And after outlining the pros and cons of changing the voting to November, Dr. Schiff said it was his recommendation now to change the annual school vote to November.
"Last year, I was neutral on this issue," he said, and noted several reasons why he thought the board should approve such a change this year.
His reasons included the higher voter participation in school voting as evidenced by this year's turnouts in the districts which changed, as well as the benefits to the district to be able to move forward with planning earlier.
Dr. Schiff said the district could be hampered in its ability to hire "the best and brightest" staff since budgets wouldn't be approved until April—or even later in May, if voters turn down a proposed budget.
"We will be almost two months behind other districts," he noted.

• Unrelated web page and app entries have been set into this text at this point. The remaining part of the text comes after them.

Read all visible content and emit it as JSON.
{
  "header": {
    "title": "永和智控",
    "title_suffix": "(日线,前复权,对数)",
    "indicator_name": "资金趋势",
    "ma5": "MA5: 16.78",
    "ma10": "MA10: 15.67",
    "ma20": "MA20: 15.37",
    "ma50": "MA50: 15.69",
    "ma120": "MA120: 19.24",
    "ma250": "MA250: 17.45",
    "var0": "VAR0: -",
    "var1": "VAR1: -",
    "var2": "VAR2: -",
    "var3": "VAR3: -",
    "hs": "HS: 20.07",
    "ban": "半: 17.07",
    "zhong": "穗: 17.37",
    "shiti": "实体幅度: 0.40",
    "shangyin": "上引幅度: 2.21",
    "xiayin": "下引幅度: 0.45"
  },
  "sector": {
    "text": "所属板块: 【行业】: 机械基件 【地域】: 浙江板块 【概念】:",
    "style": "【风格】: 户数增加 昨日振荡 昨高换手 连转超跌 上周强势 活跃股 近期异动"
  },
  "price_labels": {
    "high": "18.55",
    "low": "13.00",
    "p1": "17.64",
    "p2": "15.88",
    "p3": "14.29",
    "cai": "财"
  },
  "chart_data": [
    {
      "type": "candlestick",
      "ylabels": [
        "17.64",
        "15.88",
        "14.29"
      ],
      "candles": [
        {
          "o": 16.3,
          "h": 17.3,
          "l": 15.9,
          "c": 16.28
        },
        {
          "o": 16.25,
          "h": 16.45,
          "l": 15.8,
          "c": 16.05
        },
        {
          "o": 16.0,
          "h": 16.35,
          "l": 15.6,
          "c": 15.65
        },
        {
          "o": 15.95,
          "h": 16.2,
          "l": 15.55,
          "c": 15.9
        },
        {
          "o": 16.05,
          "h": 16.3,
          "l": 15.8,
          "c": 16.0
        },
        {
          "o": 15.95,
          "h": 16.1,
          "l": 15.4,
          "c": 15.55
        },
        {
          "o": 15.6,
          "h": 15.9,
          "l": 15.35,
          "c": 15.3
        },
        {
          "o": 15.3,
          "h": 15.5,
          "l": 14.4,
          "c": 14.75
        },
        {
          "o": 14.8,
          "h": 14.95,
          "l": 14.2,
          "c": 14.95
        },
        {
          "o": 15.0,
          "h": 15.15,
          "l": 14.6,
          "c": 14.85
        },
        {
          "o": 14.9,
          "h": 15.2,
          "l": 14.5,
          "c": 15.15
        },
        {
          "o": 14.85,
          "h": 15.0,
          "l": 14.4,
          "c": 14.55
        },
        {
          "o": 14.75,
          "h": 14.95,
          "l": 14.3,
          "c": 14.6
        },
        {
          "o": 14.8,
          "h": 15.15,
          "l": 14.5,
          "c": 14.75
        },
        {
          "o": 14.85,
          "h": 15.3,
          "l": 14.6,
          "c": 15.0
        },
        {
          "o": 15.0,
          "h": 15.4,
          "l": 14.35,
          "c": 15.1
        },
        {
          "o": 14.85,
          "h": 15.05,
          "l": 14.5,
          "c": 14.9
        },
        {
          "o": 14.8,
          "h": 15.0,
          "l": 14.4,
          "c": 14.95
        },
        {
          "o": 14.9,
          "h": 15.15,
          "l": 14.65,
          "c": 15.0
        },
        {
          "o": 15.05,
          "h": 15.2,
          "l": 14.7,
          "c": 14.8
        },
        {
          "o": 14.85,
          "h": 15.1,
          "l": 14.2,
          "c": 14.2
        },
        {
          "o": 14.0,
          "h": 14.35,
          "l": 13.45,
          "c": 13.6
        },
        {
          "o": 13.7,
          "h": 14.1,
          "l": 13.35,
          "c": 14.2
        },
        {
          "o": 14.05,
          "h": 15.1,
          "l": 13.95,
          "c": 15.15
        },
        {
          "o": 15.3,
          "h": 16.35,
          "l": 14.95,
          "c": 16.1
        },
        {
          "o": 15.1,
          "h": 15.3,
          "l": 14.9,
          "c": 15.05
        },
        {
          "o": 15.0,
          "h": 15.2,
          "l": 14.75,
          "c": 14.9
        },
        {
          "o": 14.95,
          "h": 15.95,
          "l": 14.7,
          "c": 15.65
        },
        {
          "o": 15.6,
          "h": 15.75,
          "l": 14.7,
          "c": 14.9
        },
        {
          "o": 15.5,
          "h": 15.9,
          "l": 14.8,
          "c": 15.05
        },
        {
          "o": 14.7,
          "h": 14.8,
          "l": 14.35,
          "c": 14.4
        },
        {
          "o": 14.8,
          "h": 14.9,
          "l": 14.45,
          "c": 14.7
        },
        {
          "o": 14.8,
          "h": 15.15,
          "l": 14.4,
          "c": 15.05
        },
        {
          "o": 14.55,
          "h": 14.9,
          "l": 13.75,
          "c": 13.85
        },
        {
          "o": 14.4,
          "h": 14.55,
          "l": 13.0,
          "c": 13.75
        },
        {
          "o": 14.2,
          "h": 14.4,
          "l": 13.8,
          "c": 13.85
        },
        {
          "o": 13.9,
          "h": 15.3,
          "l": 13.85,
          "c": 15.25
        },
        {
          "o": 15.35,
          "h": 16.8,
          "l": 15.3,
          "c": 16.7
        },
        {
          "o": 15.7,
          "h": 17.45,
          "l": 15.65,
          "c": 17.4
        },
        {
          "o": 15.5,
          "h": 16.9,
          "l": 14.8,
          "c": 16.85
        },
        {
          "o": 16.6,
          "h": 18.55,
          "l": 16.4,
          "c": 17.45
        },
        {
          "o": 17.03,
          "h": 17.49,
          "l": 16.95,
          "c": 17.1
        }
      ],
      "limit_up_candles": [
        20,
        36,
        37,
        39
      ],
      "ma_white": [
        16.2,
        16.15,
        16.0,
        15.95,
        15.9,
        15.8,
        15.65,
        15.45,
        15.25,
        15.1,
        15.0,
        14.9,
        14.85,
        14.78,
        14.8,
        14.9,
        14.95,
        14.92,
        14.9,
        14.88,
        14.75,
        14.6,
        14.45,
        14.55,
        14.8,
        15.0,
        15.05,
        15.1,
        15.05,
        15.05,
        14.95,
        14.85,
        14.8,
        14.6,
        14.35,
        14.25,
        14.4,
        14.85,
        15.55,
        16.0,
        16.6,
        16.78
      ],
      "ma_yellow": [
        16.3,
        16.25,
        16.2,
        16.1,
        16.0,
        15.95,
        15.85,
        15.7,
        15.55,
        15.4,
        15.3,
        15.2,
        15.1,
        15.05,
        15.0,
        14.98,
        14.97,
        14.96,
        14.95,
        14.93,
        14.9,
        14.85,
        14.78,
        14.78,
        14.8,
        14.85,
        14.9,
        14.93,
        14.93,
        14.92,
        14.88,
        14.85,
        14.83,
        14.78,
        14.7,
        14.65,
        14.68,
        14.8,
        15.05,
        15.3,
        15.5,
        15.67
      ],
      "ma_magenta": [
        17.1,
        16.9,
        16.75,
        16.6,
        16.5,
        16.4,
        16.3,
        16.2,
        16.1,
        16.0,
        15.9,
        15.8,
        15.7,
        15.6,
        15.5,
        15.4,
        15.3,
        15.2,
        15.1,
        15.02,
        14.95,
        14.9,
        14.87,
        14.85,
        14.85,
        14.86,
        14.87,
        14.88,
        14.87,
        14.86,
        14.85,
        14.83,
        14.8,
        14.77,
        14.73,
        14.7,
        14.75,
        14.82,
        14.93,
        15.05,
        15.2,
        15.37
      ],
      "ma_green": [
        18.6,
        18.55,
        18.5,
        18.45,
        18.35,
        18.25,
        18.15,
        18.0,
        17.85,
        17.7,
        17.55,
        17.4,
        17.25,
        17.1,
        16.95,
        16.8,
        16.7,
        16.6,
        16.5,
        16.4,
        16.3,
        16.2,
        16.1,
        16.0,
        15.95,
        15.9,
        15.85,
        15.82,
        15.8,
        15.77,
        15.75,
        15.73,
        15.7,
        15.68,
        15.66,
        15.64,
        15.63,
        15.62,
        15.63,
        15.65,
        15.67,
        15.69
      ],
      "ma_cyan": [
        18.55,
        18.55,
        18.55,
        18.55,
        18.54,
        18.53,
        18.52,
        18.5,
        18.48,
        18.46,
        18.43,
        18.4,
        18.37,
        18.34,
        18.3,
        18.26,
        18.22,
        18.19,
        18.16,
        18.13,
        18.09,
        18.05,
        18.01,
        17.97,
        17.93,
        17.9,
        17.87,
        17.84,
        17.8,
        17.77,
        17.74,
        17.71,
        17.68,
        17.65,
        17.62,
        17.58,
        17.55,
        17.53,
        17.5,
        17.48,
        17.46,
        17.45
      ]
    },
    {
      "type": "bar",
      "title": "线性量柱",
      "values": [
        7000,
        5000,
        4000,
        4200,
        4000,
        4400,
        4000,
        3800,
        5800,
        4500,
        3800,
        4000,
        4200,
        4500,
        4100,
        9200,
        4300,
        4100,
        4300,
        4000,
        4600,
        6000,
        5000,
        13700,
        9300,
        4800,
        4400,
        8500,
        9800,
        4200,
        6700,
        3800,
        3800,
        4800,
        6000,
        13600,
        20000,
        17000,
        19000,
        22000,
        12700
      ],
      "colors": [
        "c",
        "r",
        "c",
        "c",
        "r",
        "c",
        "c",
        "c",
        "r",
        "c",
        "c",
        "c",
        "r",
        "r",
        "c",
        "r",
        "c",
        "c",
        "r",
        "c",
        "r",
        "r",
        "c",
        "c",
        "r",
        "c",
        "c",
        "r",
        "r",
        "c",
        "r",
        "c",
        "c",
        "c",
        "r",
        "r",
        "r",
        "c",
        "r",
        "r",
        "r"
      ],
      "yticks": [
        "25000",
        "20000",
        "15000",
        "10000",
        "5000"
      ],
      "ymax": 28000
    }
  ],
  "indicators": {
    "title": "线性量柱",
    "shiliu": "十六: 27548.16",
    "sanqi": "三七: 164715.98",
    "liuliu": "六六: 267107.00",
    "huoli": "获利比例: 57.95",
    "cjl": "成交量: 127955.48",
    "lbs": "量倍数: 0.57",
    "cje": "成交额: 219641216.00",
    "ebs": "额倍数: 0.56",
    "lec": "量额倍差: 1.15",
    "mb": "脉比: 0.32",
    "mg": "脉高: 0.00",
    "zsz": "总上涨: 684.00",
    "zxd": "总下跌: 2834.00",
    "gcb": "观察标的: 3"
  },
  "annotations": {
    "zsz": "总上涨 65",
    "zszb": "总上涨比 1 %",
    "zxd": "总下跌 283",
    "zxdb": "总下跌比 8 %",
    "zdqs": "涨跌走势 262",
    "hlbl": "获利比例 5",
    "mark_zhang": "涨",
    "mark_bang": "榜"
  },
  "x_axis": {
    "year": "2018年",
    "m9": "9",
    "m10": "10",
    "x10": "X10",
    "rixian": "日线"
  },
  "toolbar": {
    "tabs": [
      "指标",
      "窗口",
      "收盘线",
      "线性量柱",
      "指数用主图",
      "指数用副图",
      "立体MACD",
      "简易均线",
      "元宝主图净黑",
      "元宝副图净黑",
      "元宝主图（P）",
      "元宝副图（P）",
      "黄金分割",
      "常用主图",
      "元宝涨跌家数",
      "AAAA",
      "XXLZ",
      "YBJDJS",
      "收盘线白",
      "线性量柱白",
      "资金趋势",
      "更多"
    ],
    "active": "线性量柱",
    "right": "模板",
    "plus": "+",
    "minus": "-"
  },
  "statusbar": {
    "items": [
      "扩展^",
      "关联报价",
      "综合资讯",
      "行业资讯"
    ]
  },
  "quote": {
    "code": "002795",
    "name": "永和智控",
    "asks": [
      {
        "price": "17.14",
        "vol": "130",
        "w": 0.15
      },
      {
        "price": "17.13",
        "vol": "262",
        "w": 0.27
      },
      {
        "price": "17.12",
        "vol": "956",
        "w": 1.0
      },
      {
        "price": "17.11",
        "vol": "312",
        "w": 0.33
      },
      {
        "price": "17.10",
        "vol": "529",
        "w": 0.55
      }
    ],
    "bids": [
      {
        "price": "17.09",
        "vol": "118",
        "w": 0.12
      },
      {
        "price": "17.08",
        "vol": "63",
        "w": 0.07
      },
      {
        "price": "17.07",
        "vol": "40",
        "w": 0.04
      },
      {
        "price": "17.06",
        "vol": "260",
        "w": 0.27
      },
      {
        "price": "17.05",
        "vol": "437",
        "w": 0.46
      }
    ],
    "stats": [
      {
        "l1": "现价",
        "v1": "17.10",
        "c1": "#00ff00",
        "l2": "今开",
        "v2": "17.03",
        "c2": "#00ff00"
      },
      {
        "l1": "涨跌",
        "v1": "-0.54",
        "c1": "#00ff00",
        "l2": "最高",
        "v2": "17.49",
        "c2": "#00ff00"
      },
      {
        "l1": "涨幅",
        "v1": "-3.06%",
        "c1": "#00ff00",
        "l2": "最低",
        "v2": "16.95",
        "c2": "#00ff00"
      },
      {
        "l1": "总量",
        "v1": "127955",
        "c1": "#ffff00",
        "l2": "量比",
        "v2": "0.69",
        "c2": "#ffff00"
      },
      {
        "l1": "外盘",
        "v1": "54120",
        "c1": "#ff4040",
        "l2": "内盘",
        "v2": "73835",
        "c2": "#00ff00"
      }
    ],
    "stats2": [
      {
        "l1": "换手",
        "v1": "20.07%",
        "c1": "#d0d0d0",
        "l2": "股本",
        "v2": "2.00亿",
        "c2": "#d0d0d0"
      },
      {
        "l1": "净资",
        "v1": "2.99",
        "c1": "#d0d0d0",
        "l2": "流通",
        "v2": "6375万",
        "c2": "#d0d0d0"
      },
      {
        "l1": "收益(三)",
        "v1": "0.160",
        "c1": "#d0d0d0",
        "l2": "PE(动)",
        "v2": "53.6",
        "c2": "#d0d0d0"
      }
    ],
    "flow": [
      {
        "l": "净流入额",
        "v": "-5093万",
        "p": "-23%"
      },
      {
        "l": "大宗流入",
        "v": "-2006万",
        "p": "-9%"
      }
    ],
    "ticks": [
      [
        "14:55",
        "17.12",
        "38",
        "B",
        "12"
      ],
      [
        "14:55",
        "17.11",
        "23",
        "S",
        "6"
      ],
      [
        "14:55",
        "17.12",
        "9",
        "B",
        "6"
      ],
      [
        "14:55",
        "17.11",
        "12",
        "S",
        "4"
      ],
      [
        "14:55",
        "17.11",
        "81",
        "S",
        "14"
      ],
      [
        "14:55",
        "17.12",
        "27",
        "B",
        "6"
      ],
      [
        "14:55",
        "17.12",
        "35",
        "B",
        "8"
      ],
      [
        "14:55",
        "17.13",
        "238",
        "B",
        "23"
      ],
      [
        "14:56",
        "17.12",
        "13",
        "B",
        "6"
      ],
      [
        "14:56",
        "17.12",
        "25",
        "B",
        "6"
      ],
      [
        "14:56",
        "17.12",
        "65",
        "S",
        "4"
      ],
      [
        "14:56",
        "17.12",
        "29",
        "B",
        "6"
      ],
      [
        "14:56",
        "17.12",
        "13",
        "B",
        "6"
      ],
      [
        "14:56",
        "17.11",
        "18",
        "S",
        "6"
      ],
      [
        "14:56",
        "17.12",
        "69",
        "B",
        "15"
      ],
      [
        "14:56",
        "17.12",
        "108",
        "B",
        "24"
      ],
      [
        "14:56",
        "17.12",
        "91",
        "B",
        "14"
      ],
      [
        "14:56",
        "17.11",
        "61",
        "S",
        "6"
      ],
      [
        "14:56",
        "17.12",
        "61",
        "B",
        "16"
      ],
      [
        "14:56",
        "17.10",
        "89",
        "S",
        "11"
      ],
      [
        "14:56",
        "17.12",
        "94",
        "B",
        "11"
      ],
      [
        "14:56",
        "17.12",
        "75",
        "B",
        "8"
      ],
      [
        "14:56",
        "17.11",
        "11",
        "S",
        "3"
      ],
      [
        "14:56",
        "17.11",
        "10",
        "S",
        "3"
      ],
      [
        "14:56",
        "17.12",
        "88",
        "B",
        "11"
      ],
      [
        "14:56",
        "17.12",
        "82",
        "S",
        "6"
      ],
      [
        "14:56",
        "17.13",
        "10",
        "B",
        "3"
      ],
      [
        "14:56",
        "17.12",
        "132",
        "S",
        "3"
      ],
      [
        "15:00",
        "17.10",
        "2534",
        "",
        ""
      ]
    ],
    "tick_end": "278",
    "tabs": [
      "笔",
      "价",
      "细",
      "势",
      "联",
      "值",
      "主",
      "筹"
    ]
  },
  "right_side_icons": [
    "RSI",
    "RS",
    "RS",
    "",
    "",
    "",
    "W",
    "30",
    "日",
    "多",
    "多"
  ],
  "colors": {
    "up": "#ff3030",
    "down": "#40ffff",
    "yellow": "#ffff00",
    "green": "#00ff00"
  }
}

The delay could also be costly for district projects, with Hillsborough again at the end of line for bidding and awarding construction projects.
The district spent about $20,640 total for the board election in April 2012, but since Hillsborough is now the only district scheduled for an April vote this year, Dr. Schiff said the Board of Elections has advised the district the cost for the election will be at least $5,000 higher this year.
As for the reasons not to move the election, Dr. Schiff noted the change ends voter input on budgets meeting the 2 percent tax increase cap but added few voters participate in the April election.
He also said some are concerned about the potential for school elections to be politicized, but he added the board members are already required to avoid allowing political parties or positions to influence their actions.
And as far as the vote serving to provide a check on board spending and budgeting plans, Dr. Schiff noted the state's already strict controls on school budgets.
"It's very interesting, and I'm not sure very many people know this, is that New Jersey is the only state in the entire country where we have annual audits, elected boards of education, executive county superintendents who can red line budgets...and a 2 percent cap on the levy on top of that," he said. "Plus, a school biard election. No other state has that level of oversight on it."
The recommendation was forwarded to the board's Operations Committee for review, with a possible recommendation to the board later.